|Teammates-turned-rivals WyKevin Bazemore and Eric Mayo embrace after the CIAA Championship Game.
(Erin Mizelle photo)
By Steven J. Gaither
The moment that everybody should have been talking about at the CIAA Tournament went largely unnoticed.
Shortly after the buzzer of the championship game, Livingstone’s Eric Mayo and Winston-Salem State’s WyKevin Bazemore met near mid-court and embraced each other. This wasn’t just the customary half-hug that African-American men have been giving each other for at least the last half-century and that the sports world has adopted. It was deeper than that.
See, despite wearing different colors, Bazemore and Mayo are both cut from the same cloth. Two small-town North Carolina guys–Bazemore from the coast and Mayo from outside of Charlotte–who were overlooked by Division I schools, more so because of their size than skill. Both players came to Winston-Salem State to play for Bobby Collins.
|WyKevin Bazemore scored 24 points and grabbed 8 rebounds against Livingstone in the CIAA Championship Game.
(Erin Mizelle photo)
Bazemore eventually became a star at WSSU, winning Rookie of The Year and All-Conference honors in 2011-2012 as the Rams went on to win their 11th CIAA Tournament title in school history. He would go on to win them all four years, something that only three other players (Charles Oakley, Ralph Talley and Antwain Smith) had done in the history of the 103-year-old league.
Mayo would find stardom in the CIAA, but it wouldn’t be at WSSU and it wouldn’t be immediate. After two years, Mayo left WSSU, traveling half an hour south on Highway 52 to play for Livingstone, a school that had never won a CIAA title.
Battling on the court, friends off the court. The Bazemore/Mayo matchup could decide tonight’s #CIAA Championship. http://t.co/ex0VVIi0MS
— Tolly Carr (@TollyCarr) February 28, 2015
//platform.twitter.com/widgets.js In the interim, one of Mayo’s biggest cheerleaders was WyKevin Bazemore.
“He called me constantly and his words was ‘I don’t care where you guy, I just want to see you back on the court,” Mayo said on Friday. “It’s nothing but love there, but he’s a tough player.”
“Even though Eric made the transition to Livingstone, I still love him like a brother. We talk to each other almost every week,” Bazemore said before the championship game.
|Eric Mayo scored 22 points and grabbed 7 rebounds as Livingstone won its second-straight CIAA Tournament title.
(Erin Mizelle photo)
The Blue Bears and Mayo finally broke through in 2014, beating the Rams for the school’s first-ever CIAA Championship. Mayo was largely a complimentary player on that team; guards Mark Thomas and Jody Hill were the stars, and he was the cleanup guy, battling down low for any scraps that may have fallen from the basket.
This season, both players served as the heart and souls of their teams. WSSU and Livingstone split their season series at one game each. Both players were named to the all-conference team and helped them back to the championship game. This was their moment.
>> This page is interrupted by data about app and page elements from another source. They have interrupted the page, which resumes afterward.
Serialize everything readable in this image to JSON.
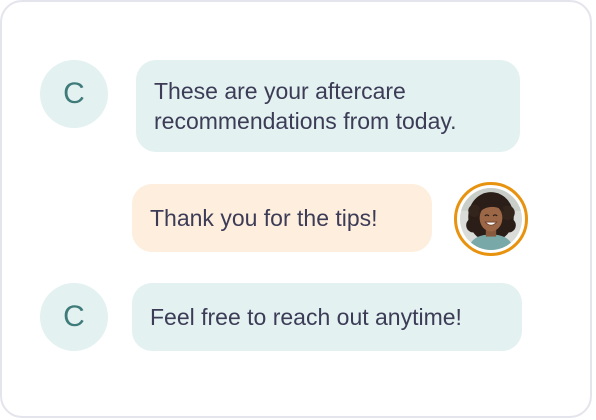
{
  "messages": [
    {
      "sender": "agent",
      "avatar_letter": "C",
      "text_lines": [
        "These are your aftercare",
        "recommendations from today."
      ]
    },
    {
      "sender": "user",
      "avatar": "user-photo-avatar",
      "text": "Thank you for the tips!"
    },
    {
      "sender": "agent",
      "avatar_letter": "C",
      "text": "Feel free to reach out anytime!"
    }
  ],
  "colors": {
    "agent_bubble": "#e3f1f1",
    "agent_avatar_text": "#3f7b79",
    "user_bubble": "#fdeedd",
    "user_avatar_ring": "#e8930f",
    "text": "#3c3c57",
    "card_border": "#e4e4ec"
  }
}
And then, just before halftime, news broke of a shooting at a party thrown in another part of town. Shots were fired at one of seemingly hundreds of “day parties” going on around Charlotte. Blogs and media around the country picked up on the news, connecting it to the CIAA when in fact, the event was not in any way affiliated with the conference.
That didn’t matter, though. Perception is reality, and once again, the conference had to put out a news release about an event that it wasn’t even involved with, but that it would ultimately have to answer for.
Meanwhile, Bazemore and Mayo bought fought furiously to try to pick up their second conference titles in their collegiate careers. Bazemore capped his career with a 24 point, eight rebound performance, while Mayo’s 22 points and 7 rebounds helped Livingstone come away with a 106-91 win.
When it was all over, the two teammates-turned-rivals embraced each other. For that moment, nothing else mattered. Not who was performing at the Epicenter. Not who had a booth at Label. Not a party “hosted” by a rapper that couldn’t tell you what the CIAA stood for if his revoked probation depended on it.
Long after every one forgets about all of that, these boys-turned-men will have their names inked along among legends like (Earl) Monroe, (Charles) Oakley and (Ben) Wallace and dozens of others who have played in this one-of-a-kind conference.
The league doesn’t get top-talent anymore–it hasn’t had a player drafted into the NBA in more than a decade. It doesn’t have the biggest HBCUs any more (nearly half of the 18 teams that made up the league when the tournament was created in the 1940s are gone). But what hasn’t changed about the CIAA is the impact that its institutions are having on the lives of young people.
That, is what the CIAA is all about.